It looks like Arizona has transfer on death deeds for real estate.
Yes we do, and having one will avoid probate. Just went through a personal estate case where one was involved.
Trooper is offline   Reply With Quote
Old 12-09-2022, 08:45 AM   #20
Full time employment: Posting here.
Trooper's Avatar
 
Join Date: Dec 2012
Location: Chandler, AZ
Posts: 542
Quote:
Originally Posted by steelyman View Post
My question is: what are the downsides of establishing a trust when not all assets are retitled to it? (apart from expenses involved with creating the trust in the first place)
There is something called a "pour-over will" that gets included with the trust; this will provides instructions for any asset not included (funded) in the trust.
Trooper is offline   Reply With Quote
Reply


Currently Active Users Viewing This Thread: 1 (0 members and 1 guests)
 
Thread Tools Search this Thread
Search this Thread:

Advanced Search
Display Modes

Posting Rules
You may not post new threads
You may not post replies
You may not post attachments
You may not edit your posts

BB code is On
Smilies are On
[IMG] code is On
HTML code is Off
Trackbacks are Off
Pingbacks are Off
Refbacks are Off


Similar Threads
Thread Thread Starter Forum Replies Last Post
Don't trust Son-In-Law - Spendthrift trust?

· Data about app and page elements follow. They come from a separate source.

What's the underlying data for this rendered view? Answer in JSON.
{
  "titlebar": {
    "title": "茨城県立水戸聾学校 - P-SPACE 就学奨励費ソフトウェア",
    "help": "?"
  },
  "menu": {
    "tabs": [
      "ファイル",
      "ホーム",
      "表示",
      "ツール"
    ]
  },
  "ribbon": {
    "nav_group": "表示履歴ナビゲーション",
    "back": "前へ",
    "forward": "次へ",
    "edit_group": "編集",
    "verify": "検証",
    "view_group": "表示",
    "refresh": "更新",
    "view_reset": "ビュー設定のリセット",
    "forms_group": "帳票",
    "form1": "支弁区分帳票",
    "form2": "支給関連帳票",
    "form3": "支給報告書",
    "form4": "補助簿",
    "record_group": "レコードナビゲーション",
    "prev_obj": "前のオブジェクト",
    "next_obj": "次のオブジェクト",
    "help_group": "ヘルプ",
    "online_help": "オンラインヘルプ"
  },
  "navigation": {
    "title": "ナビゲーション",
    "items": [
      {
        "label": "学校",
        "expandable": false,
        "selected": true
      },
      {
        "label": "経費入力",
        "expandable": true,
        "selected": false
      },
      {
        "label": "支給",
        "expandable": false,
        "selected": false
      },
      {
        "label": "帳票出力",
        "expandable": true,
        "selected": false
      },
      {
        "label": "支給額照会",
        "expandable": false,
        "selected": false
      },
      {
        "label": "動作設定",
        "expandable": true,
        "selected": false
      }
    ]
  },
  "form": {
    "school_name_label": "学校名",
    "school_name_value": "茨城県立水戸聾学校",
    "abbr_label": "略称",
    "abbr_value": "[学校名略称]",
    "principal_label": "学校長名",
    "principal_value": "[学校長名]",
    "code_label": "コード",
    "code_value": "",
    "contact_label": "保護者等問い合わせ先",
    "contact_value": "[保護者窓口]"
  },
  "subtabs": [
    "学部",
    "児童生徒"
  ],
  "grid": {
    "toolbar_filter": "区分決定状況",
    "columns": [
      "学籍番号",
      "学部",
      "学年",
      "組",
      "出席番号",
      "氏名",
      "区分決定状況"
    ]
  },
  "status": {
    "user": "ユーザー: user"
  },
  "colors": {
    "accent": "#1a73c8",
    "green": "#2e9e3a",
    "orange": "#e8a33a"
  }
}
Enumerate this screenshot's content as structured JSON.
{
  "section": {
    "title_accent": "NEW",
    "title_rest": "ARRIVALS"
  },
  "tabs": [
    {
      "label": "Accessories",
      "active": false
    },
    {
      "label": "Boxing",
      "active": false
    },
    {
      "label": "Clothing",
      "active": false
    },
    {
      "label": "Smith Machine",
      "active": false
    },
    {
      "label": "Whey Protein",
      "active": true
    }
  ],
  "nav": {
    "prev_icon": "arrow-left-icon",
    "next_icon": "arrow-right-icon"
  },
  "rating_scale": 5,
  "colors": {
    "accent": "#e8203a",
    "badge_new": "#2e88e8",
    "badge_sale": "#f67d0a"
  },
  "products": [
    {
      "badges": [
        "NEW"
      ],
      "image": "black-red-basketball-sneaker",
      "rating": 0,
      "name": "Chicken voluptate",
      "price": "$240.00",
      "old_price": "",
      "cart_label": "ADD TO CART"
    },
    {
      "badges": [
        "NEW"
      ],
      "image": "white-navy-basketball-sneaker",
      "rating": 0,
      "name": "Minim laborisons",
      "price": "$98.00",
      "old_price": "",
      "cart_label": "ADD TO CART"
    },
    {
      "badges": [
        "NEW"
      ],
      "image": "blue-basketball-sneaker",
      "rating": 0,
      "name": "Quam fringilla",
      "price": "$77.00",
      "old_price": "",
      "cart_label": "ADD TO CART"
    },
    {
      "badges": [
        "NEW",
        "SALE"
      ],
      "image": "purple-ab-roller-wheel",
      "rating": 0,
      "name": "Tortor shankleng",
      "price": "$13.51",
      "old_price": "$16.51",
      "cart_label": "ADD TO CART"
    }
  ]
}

Kelor FIRE and Money 78 05-31-2019 09:21 PM
To Trust (Living) or Not to Trust (Living) stephenson FIRE and Money 14 04-19-2019 03:11 PM
Qualified Income Trust/Miller Trust tps7742 Other topics 7 02-22-2019 02:55 PM
Rental property basis in trust vs. not in trust Dash man FIRE and Money 2 04-19-2014 07:20 AM
What do you do for a living-for inspirational purposes? mudbuddha Young Dreamers 17 06-08-2006 03:19 PM

» Quick Links

 
All times are GMT -6. The time now is 11:28 AM.
 
Powered by vBulletin® Version 3.8.8 Beta 1
Copyright ©2000 - 2023, vBulletin Solutions, Inc.